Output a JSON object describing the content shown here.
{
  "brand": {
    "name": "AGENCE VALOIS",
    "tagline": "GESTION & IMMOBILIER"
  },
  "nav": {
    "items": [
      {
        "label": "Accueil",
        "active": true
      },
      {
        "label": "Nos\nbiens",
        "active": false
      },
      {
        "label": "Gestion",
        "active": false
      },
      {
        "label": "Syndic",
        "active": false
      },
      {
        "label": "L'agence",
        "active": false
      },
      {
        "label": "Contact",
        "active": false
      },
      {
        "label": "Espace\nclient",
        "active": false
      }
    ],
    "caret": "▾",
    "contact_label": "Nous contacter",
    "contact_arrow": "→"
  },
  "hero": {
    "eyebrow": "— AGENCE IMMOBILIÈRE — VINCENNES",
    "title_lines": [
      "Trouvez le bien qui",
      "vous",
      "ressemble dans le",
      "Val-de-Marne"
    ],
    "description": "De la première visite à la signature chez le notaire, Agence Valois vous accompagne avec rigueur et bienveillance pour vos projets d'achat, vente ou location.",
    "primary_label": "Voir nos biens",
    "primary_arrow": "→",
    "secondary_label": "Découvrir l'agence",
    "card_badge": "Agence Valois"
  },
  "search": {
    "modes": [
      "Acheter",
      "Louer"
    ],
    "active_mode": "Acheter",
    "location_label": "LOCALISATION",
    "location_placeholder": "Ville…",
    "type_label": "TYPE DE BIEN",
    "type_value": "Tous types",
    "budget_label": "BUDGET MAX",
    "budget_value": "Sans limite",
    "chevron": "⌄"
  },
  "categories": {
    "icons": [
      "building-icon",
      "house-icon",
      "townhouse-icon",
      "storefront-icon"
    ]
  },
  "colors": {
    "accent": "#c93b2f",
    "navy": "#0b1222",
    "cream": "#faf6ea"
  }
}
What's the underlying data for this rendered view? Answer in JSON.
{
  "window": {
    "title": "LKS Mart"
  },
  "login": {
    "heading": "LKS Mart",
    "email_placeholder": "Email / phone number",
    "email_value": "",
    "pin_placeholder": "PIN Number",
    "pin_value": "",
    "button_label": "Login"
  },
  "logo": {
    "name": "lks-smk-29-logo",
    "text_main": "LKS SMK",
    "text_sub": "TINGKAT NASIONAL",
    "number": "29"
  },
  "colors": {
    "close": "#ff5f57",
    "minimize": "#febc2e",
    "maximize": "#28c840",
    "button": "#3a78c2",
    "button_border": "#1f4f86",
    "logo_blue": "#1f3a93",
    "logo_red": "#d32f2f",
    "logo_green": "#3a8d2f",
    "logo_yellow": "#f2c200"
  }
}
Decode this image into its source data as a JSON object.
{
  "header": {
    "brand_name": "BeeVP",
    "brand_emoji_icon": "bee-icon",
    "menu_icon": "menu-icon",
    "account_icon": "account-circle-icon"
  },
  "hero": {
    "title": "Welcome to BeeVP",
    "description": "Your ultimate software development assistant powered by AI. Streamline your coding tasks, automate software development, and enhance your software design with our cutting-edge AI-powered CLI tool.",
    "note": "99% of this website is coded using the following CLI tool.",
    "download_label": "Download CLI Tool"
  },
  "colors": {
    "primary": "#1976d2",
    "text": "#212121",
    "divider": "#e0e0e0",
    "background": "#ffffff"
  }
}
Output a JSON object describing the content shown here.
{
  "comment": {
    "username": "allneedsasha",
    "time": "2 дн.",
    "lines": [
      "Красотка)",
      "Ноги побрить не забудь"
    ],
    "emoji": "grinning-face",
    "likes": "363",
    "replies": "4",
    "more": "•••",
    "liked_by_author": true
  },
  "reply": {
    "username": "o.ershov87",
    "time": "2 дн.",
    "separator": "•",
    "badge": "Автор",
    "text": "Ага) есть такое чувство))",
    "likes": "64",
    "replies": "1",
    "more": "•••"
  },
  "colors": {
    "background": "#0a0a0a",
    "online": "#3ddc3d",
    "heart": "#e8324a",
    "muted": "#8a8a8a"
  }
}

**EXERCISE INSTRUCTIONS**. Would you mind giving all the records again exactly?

**YOUR SOLUTION**.
Output a JSON object describing the content shown here.
{
  "brand": {
    "name": "AGENCE VALOIS",
    "tagline": "GESTION & IMMOBILIER"
  },
  "nav": {
    "items": [
      {
        "label": "Accueil",
        "active": true
      },
      {
        "label": "Nos\nbiens",
        "active": false
      },
      {
        "label": "Gestion",
        "active": false
      },
      {
        "label": "Syndic",
        "active": false
      },
      {
        "label": "L'agence",
        "active": false
      },
      {
        "label": "Contact",
        "active": false
      },
      {
        "label": "Espace\nclient",
        "active": false
      }
    ],
    "caret": "▾",
    "contact_label": "Nous contacter",
    "contact_arrow": "→"
  },
  "hero": {
    "eyebrow": "— AGENCE IMMOBILIÈRE — VINCENNES",
    "title_lines": [
      "Trouvez le bien qui",
      "vous",
      "ressemble dans le",
      "Val-de-Marne"
    ],
    "description": "De la première visite à la signature chez le notaire, Agence Valois vous accompagne avec rigueur et bienveillance pour vos projets d'achat, vente ou location.",
    "primary_label": "Voir nos biens",
    "primary_arrow": "→",
    "secondary_label": "Découvrir l'agence",
    "card_badge": "Agence Valois"
  },
  "search": {
    "modes": [
      "Acheter",
      "Louer"
    ],
    "active_mode": "Acheter",
    "location_label": "LOCALISATION",
    "location_placeholder": "Ville…",
    "type_label": "TYPE DE BIEN",
    "type_value": "Tous types",
    "budget_label": "BUDGET MAX",
    "budget_value": "Sans limite",
    "chevron": "⌄"
  },
  "categories": {
    "icons": [
      "building-icon",
      "house-icon",
      "townhouse-icon",
      "storefront-icon"
    ]
  },
  "colors": {
    "accent": "#c93b2f",
    "navy": "#0b1222",
    "cream": "#faf6ea"
  }
}
What's the underlying data for this rendered view? Answer in JSON.
{
  "window": {
    "title": "LKS Mart"
  },
  "login": {
    "heading": "LKS Mart",
    "email_placeholder": "Email / phone number",
    "email_value": "",
    "pin_placeholder": "PIN Number",
    "pin_value": "",
    "button_label": "Login"
  },
  "logo": {
    "name": "lks-smk-29-logo",
    "text_main": "LKS SMK",
    "text_sub": "TINGKAT NASIONAL",
    "number": "29"
  },
  "colors": {
    "close": "#ff5f57",
    "minimize": "#febc2e",
    "maximize": "#28c840",
    "button": "#3a78c2",
    "button_border": "#1f4f86",
    "logo_blue": "#1f3a93",
    "logo_red": "#d32f2f",
    "logo_green": "#3a8d2f",
    "logo_yellow": "#f2c200"
  }
}
Decode this image into its source data as a JSON object.
{
  "header": {
    "brand_name": "BeeVP",
    "brand_emoji_icon": "bee-icon",
    "menu_icon": "menu-icon",
    "account_icon": "account-circle-icon"
  },
  "hero": {
    "title": "Welcome to BeeVP",
    "description": "Your ultimate software development assistant powered by AI. Streamline your coding tasks, automate software development, and enhance your software design with our cutting-edge AI-powered CLI tool.",
    "note": "99% of this website is coded using the following CLI tool.",
    "download_label": "Download CLI Tool"
  },
  "colors": {
    "primary": "#1976d2",
    "text": "#212121",
    "divider": "#e0e0e0",
    "background": "#ffffff"
  }
}
Output a JSON object describing the content shown here.
{
  "comment": {
    "username": "allneedsasha",
    "time": "2 дн.",
    "lines": [
      "Красотка)",
      "Ноги побрить не забудь"
    ],
    "emoji": "grinning-face",
    "likes": "363",
    "replies": "4",
    "more": "•••",
    "liked_by_author": true
  },
  "reply": {
    "username": "o.ershov87",
    "time": "2 дн.",
    "separator": "•",
    "badge": "Автор",
    "text": "Ага) есть такое чувство))",
    "likes": "64",
    "replies": "1",
    "more": "•••"
  },
  "colors": {
    "background": "#0a0a0a",
    "online": "#3ddc3d",
    "heart": "#e8324a",
    "muted": "#8a8a8a"
  }
}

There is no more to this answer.